Across all the entries, tally the lines holding the word "Constraints", and give the number by itself.

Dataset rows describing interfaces

+ + + +

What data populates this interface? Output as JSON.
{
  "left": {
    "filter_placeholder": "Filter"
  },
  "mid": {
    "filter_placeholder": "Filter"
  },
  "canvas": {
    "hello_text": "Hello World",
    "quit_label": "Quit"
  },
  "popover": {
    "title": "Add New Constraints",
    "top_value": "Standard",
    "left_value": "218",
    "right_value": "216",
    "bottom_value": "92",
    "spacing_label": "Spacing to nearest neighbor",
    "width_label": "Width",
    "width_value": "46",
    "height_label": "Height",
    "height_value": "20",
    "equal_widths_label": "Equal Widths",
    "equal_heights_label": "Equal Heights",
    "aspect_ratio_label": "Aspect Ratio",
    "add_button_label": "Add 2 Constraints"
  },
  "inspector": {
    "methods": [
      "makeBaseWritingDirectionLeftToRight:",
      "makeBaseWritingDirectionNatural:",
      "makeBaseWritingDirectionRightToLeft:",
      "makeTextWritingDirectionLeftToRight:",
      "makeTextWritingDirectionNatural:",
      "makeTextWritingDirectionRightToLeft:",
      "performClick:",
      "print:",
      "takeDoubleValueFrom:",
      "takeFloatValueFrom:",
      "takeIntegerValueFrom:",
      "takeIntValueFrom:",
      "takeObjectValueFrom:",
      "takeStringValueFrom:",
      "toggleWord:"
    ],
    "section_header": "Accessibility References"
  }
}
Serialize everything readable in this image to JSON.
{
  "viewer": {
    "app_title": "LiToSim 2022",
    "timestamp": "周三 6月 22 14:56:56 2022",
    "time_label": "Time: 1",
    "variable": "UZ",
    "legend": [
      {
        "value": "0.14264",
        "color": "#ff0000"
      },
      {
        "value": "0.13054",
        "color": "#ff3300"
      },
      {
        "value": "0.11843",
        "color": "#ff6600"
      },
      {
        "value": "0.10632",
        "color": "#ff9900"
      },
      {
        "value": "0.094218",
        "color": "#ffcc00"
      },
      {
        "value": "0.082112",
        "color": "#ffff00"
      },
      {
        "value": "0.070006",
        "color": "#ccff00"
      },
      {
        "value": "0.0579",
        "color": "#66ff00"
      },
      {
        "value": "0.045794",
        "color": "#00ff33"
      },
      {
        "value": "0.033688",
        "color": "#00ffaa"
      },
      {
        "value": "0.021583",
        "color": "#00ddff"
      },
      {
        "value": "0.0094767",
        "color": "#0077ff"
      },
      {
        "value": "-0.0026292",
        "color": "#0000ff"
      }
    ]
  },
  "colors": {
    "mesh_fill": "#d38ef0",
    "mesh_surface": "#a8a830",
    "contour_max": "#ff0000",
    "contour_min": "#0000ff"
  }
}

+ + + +

Answer space
2